If you are struggling with your diagnosis (or the diagnosis of a loved one), please don’t hesitate to find help in whatever form works best for you. There are lots of options available, from speaking to a therapist or a counselor to talking to a good friend over coffee, to enlisting the help of a life coach!
4. Try not to focus on statistics.
If you broke cardinal rule No. 2 and Googled pulmonary hypertension, you probably saw some pretty scary looking statistics. It is possible that your doctor also told you about the statistics in terms of survival for people with pulmonary hypertension. As mentioned earlier, there is less long-term data available about the survival rates for people with pulmonary hypertension as new medications are introduced to the market. The future is unwritten, and so is yours.
It is also important to remember that pulmonary hypertension, like any disease, affects everyone differently. Statistics are based on numbers, not individuals. As a whole, pulmonary hypertension is a devastating disease that deserves more awareness. However, through my blog The PHight or Flight Project, I have had the opportunity to share the exceptional stories of other people who have pulmonary hypertension for the segment called PHighter Friday.
I have had the chance to share some very exceptional stories, ranging from people who have been on supplementary oxygen for more than 20 years and have found ways to garden every spring and summer. Others have had pulmonary hypertension for a few years, but have managed to return to work and adapt. I have also spoken to several people who have had pulmonary hypertension for 30 to 40-plus years and still golf!
I understand these cases do not happen enough, or I wouldn’t be here blogging about pulmonary hypertension. I am not certain what will happen to me, but the optimist in me always tries to hope that I can be the exception, and I hope that you can be the exception, too.

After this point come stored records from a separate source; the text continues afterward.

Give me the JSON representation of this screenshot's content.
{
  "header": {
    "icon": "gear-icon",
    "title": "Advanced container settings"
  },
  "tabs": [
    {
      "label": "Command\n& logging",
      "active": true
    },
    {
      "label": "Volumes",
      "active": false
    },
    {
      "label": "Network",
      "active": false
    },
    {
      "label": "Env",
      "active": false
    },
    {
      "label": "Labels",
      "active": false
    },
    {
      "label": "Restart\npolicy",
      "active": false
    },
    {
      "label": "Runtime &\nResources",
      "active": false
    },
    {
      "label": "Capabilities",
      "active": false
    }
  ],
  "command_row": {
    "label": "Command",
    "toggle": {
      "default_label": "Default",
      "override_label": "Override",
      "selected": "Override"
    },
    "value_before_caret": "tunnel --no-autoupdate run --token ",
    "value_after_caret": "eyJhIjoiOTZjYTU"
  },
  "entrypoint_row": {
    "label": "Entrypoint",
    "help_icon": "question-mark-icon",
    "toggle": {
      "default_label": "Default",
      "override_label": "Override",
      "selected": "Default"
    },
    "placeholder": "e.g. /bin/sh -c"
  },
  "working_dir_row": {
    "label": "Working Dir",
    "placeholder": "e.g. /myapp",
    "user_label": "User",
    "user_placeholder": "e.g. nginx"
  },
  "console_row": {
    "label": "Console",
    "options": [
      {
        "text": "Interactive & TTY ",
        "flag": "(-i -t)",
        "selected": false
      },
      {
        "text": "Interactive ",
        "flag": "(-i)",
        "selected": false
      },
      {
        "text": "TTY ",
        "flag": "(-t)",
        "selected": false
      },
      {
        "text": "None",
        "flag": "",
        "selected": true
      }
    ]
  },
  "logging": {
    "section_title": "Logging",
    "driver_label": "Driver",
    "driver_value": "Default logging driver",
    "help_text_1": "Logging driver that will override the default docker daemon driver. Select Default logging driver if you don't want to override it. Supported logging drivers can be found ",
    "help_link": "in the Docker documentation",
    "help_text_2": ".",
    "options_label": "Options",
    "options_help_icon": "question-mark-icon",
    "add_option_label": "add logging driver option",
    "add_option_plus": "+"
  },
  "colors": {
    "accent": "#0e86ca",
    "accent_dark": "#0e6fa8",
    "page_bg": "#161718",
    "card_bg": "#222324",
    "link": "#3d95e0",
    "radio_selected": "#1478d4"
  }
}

Even if I can’t be the exception, I have managed to make some cherished memories in the past year — something I didn’t think could be possible the first year after my diagnosis.
This blog was originally published on Pulmonary Hypertension News.